WHAT YOU WILL DO: Could you set down the records below exactly as they are, with no pictures?

Records from a data source:

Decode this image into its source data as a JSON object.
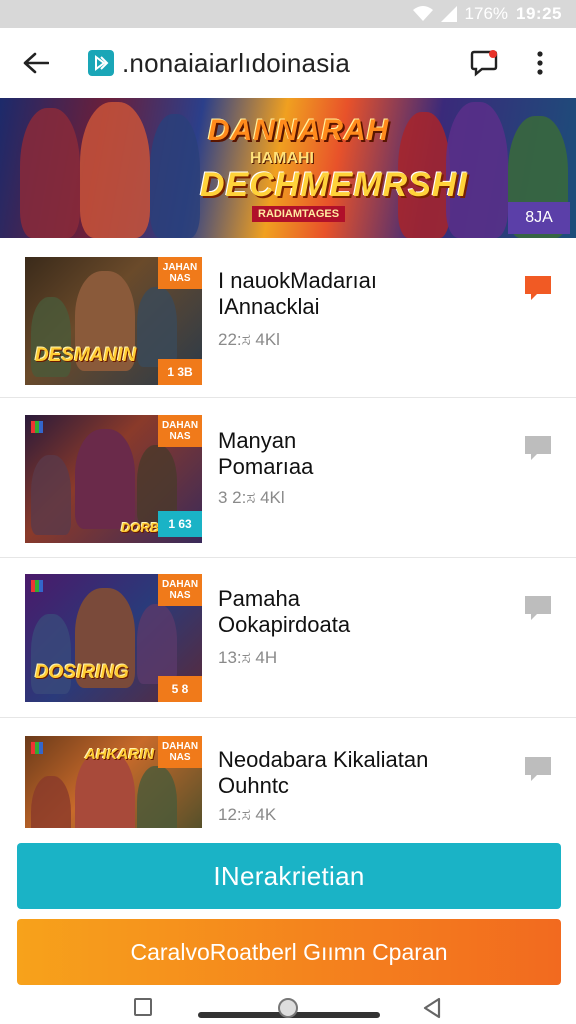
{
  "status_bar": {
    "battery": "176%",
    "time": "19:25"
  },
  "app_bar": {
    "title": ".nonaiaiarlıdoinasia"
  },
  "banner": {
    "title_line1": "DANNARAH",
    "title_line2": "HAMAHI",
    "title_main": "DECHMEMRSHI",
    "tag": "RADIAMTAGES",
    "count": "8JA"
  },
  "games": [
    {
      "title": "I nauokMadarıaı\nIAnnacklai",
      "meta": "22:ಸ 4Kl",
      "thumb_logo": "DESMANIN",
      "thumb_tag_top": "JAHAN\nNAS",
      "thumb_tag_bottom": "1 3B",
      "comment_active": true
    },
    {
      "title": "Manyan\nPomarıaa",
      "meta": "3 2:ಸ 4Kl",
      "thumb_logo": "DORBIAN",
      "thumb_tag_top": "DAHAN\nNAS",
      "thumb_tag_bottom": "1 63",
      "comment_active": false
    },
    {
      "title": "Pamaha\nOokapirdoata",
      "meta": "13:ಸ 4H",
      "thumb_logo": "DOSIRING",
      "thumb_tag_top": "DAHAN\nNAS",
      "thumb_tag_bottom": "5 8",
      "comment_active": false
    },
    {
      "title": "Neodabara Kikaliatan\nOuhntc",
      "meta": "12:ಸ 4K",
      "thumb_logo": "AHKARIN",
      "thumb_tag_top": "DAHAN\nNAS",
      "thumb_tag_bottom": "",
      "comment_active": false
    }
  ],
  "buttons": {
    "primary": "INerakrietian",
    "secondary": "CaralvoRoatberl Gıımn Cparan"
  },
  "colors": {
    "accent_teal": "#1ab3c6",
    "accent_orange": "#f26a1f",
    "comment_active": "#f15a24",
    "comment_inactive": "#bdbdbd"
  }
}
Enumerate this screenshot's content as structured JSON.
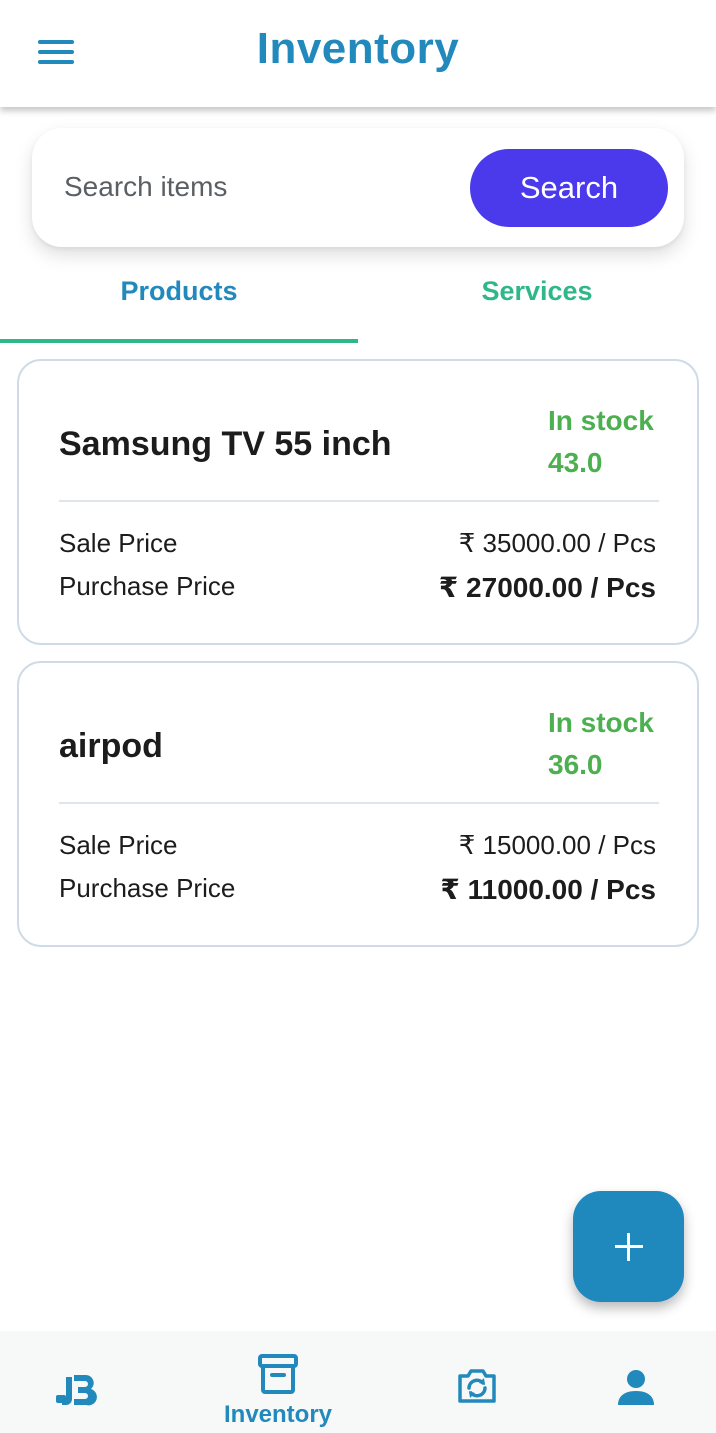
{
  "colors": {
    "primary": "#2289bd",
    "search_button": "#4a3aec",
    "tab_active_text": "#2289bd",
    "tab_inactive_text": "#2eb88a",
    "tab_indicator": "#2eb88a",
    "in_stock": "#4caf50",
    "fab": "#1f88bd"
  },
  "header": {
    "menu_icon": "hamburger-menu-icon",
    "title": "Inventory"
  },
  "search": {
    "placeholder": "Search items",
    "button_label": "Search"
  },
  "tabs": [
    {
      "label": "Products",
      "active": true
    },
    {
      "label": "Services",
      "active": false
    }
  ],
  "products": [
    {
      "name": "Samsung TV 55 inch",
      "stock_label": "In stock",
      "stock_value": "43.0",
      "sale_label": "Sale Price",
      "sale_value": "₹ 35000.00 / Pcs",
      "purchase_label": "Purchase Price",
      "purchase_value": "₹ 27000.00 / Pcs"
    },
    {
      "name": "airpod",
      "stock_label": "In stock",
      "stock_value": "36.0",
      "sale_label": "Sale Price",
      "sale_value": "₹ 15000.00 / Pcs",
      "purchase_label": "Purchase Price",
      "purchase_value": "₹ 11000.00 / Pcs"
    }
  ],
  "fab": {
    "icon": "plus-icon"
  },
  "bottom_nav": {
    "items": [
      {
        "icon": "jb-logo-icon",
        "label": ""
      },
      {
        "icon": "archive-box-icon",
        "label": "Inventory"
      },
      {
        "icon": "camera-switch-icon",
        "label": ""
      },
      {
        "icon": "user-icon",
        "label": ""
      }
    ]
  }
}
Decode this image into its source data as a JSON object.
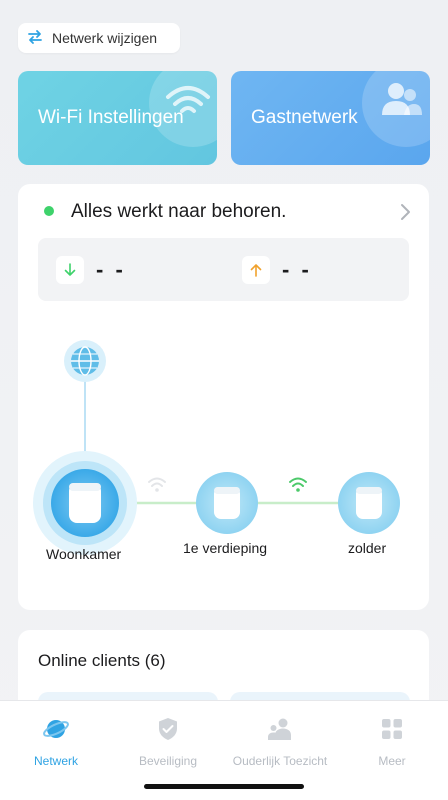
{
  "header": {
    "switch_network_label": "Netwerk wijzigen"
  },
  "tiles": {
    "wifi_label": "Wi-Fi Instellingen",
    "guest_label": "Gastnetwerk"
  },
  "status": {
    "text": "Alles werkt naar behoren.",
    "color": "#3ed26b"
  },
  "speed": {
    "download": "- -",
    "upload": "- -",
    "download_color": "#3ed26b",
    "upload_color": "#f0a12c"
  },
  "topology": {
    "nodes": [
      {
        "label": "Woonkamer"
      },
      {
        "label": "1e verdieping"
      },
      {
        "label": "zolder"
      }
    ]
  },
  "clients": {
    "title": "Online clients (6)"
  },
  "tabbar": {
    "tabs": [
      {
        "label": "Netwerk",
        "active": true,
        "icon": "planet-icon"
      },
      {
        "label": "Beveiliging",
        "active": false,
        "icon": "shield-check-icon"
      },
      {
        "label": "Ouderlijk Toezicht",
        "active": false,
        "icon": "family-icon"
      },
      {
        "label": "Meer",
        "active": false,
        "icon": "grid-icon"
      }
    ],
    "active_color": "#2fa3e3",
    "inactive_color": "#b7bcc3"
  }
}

THE COMPLETED TASK:
Decode this image into its source data as a JSON object.
{
  "status_bar": {
    "battery": "176%",
    "time": "19:25"
  },
  "app_bar": {
    "title": ".nonaiaiarlıdoinasia"
  },
  "banner": {
    "title_line1": "DANNARAH",
    "title_line2": "HAMAHI",
    "title_main": "DECHMEMRSHI",
    "tag": "RADIAMTAGES",
    "count": "8JA"
  },
  "games": [
    {
      "title": "I nauokMadarıaı\nIAnnacklai",
      "meta": "22:ಸ 4Kl",
      "thumb_logo": "DESMANIN",
      "thumb_tag_top": "JAHAN\nNAS",
      "thumb_tag_bottom": "1 3B",
      "comment_active": true
    },
    {
      "title": "Manyan\nPomarıaa",
      "meta": "3 2:ಸ 4Kl",
      "thumb_logo": "DORBIAN",
      "thumb_tag_top": "DAHAN\nNAS",
      "thumb_tag_bottom": "1 63",
      "comment_active": false
    },
    {
      "title": "Pamaha\nOokapirdoata",
      "meta": "13:ಸ 4H",
      "thumb_logo": "DOSIRING",
      "thumb_tag_top": "DAHAN\nNAS",
      "thumb_tag_bottom": "5 8",
      "comment_active": false
    },
    {
      "title": "Neodabara Kikaliatan\nOuhntc",
      "meta": "12:ಸ 4K",
      "thumb_logo": "AHKARIN",
      "thumb_tag_top": "DAHAN\nNAS",
      "thumb_tag_bottom": "",
      "comment_active": false
    }
  ],
  "buttons": {
    "primary": "INerakrietian",
    "secondary": "CaralvoRoatberl Gıımn Cparan"
  },
  "colors": {
    "accent_teal": "#1ab3c6",
    "accent_orange": "#f26a1f",
    "comment_active": "#f15a24",
    "comment_inactive": "#bdbdbd"
  }
}
Enumerate this screenshot's content as structured JSON.
{
  "colors": {
    "primary": "#2289bd",
    "search_button": "#4a3aec",
    "tab_active_text": "#2289bd",
    "tab_inactive_text": "#2eb88a",
    "tab_indicator": "#2eb88a",
    "in_stock": "#4caf50",
    "fab": "#1f88bd"
  },
  "header": {
    "menu_icon": "hamburger-menu-icon",
    "title": "Inventory"
  },
  "search": {
    "placeholder": "Search items",
    "button_label": "Search"
  },
  "tabs": [
    {
      "label": "Products",
      "active": true
    },
    {
      "label": "Services",
      "active": false
    }
  ],
  "products": [
    {
      "name": "Samsung TV 55 inch",
      "stock_label": "In stock",
      "stock_value": "43.0",
      "sale_label": "Sale Price",
      "sale_value": "₹ 35000.00 / Pcs",
      "purchase_label": "Purchase Price",
      "purchase_value": "₹ 27000.00 / Pcs"
    },
    {
      "name": "airpod",
      "stock_label": "In stock",
      "stock_value": "36.0",
      "sale_label": "Sale Price",
      "sale_value": "₹ 15000.00 / Pcs",
      "purchase_label": "Purchase Price",
      "purchase_value": "₹ 11000.00 / Pcs"
    }
  ],
  "fab": {
    "icon": "plus-icon"
  },
  "bottom_nav": {
    "items": [
      {
        "icon": "jb-logo-icon",
        "label": ""
      },
      {
        "icon": "archive-box-icon",
        "label": "Inventory"
      },
      {
        "icon": "camera-switch-icon",
        "label": ""
      },
      {
        "icon": "user-icon",
        "label": ""
      }
    ]
  }
}
Decode this image into its source data as a JSON object.
{
  "header": {
    "switch_network_label": "Netwerk wijzigen"
  },
  "tiles": {
    "wifi_label": "Wi-Fi Instellingen",
    "guest_label": "Gastnetwerk"
  },
  "status": {
    "text": "Alles werkt naar behoren.",
    "color": "#3ed26b"
  },
  "speed": {
    "download": "- -",
    "upload": "- -",
    "download_color": "#3ed26b",
    "upload_color": "#f0a12c"
  },
  "topology": {
    "nodes": [
      {
        "label": "Woonkamer"
      },
      {
        "label": "1e verdieping"
      },
      {
        "label": "zolder"
      }
    ]
  },
  "clients": {
    "title": "Online clients (6)"
  },
  "tabbar": {
    "tabs": [
      {
        "label": "Netwerk",
        "active": true,
        "icon": "planet-icon"
      },
      {
        "label": "Beveiliging",
        "active": false,
        "icon": "shield-check-icon"
      },
      {
        "label": "Ouderlijk Toezicht",
        "active": false,
        "icon": "family-icon"
      },
      {
        "label": "Meer",
        "active": false,
        "icon": "grid-icon"
      }
    ],
    "active_color": "#2fa3e3",
    "inactive_color": "#b7bcc3"
  }
}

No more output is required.